Peter Roderick reflects on what happened to the NHS Bill in the Commons on 11 March 2016

It’s exactly one year since the cross party NHS Reinstatement Bill was tabled in the House of Commons. One year in which the initial Bill fell and was re-tabled, in which the privatisation of the NHS in England has proceeded unhindered, and in which the Labour party’s leadership has changed – many hope for the better. One year of campaigning efforts by thousands to get the majority of MPs to wake up to what is happening to the NHS and to pass a law to stop it. And the upshot of all this? 17 minutes of debate in the Commons.

After the spirited proceedings outside the Department of Health and the crowd at the rally outside the Commons, I went inside to listen to the debate. What a difference. The first thing to hit you was the emptiness. Hardly anybody there. Perhaps as many as 40 MPs, certainly fewer than 50. Oh, it’s Friday, say the Westminster cognoscenti, nobody’s there on a Friday. But what about the tens of thousands of people who have asked their MPs to be there? That made no difference to the vast majority of them.

Then there was the filibustering. The “usual suspects” on the Tory backbenches were going on and on about how we need a law to exclude foreigners convicted of crimes to be excluded from the UK. The Deputy Speaker said she couldn’t stop them talking. When they were challenged by Caroline Lucas and the SNP, they feigned offence. 4.5 hours for them, 17 minutes for us. Fair play?

Perhaps the most disappointing impression was the small number of Labour MPs who turned up – perhaps 15, certainly no more than 20 (hard to count with the comings and goings). Full marks to those who did – and to the strong showing from the SNP – but there’s a long way to go.

And finally, the most abiding impression. If enough Labour MPs had turned up, it might have been possible to stop the Tory MPs talking by putting a closure motion. When this was pointed out by Caroline Lucas, the shared smirks on the faces of silent Heidi Alexander, Labour shadow health minister, and the junior health minister Ben Gummer, gave the game way. The Tories didn’t want a proper NHS debate, neither did Labour’s health team and together they made sure it didn’t happen. Body language speaks louder than words.

Filibustering, empty benches, silence, smirks and front bench deals are contemptuous responses to tens of thousands of people.

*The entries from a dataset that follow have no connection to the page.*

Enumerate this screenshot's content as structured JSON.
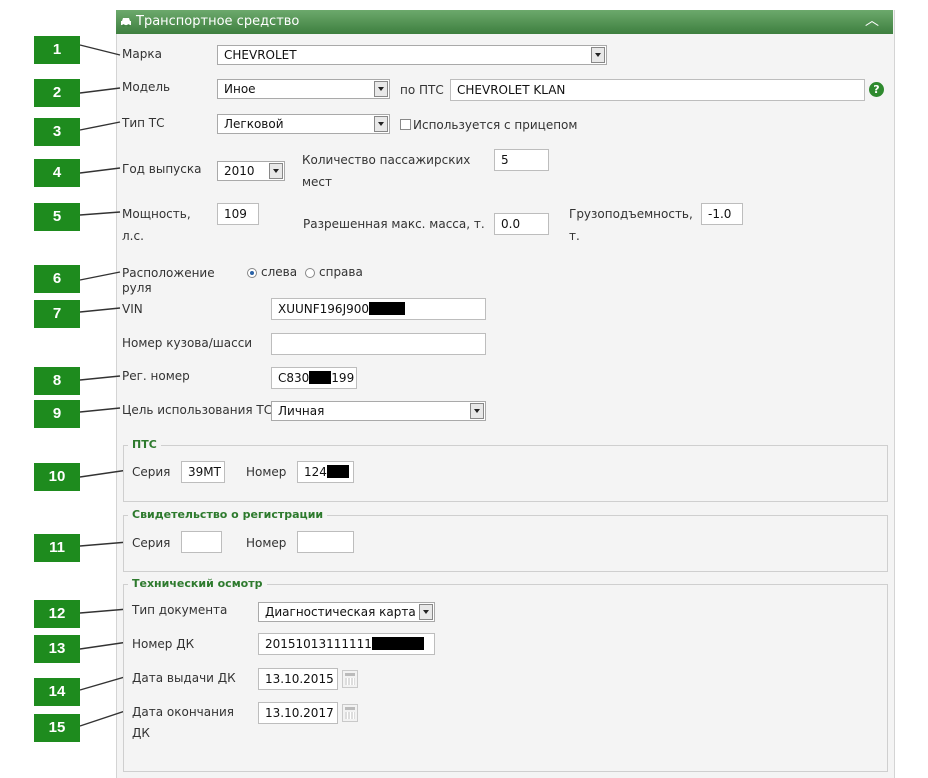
{
  "header": {
    "title": "Транспортное средство",
    "collapse_icon": "chevron-up-icon"
  },
  "badges": [
    "1",
    "2",
    "3",
    "4",
    "5",
    "6",
    "7",
    "8",
    "9",
    "10",
    "11",
    "12",
    "13",
    "14",
    "15"
  ],
  "vehicle": {
    "make": {
      "label": "Марка",
      "value": "CHEVROLET"
    },
    "model": {
      "label": "Модель",
      "value": "Иное",
      "pts_label": "по ПТС",
      "pts_value": "CHEVROLET KLAN"
    },
    "type": {
      "label": "Тип ТС",
      "value": "Легковой",
      "trailer_label": "Используется с прицепом"
    },
    "year": {
      "label": "Год выпуска",
      "value": "2010"
    },
    "seats": {
      "label_line1": "Количество пассажирских",
      "label_line2": "мест",
      "value": "5"
    },
    "power": {
      "label_line1": "Мощность,",
      "label_line2": "л.с.",
      "value": "109"
    },
    "max_mass": {
      "label": "Разрешенная макс. масса, т.",
      "value": "0.0"
    },
    "capacity": {
      "label_line1": "Грузоподъемность,",
      "label_line2": "т.",
      "value": "-1.0"
    },
    "wheel": {
      "label_line1": "Расположение",
      "label_line2": "руля",
      "left": "слева",
      "right": "справа"
    },
    "vin": {
      "label": "VIN",
      "value": "XUUNF196J900"
    },
    "body": {
      "label": "Номер кузова/шасси",
      "value": ""
    },
    "reg": {
      "label": "Рег. номер",
      "value_start": "C830",
      "value_end": "199"
    },
    "purpose": {
      "label": "Цель использования ТС",
      "value": "Личная"
    }
  },
  "pts": {
    "legend": "ПТС",
    "series_label": "Серия",
    "series_value": "39МТ",
    "number_label": "Номер",
    "number_value": "124"
  },
  "reg_cert": {
    "legend": "Свидетельство о регистрации",
    "series_label": "Серия",
    "series_value": "",
    "number_label": "Номер",
    "number_value": ""
  },
  "inspection": {
    "legend": "Технический осмотр",
    "doc_type": {
      "label": "Тип документа",
      "value": "Диагностическая карта"
    },
    "dk_number": {
      "label": "Номер ДК",
      "value": "20151013111111"
    },
    "issue_date": {
      "label": "Дата выдачи ДК",
      "value": "13.10.2015"
    },
    "end_date": {
      "label_line1": "Дата окончания",
      "label_line2": "ДК",
      "value": "13.10.2017"
    }
  },
  "colors": {
    "accent": "#1e8b1e",
    "header_top": "#6ca96c",
    "header_bottom": "#3e7f3f",
    "legend_text": "#2d7a2d",
    "panel_bg": "#f4f4f4"
  }
}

They are also counter-productive.  This second NHS Reinstatement Bill will fall. But the spirit is high and the commitment to bring a third, and a fourth, and a fifth – until a proper public NHS is restored – is stronger than ever.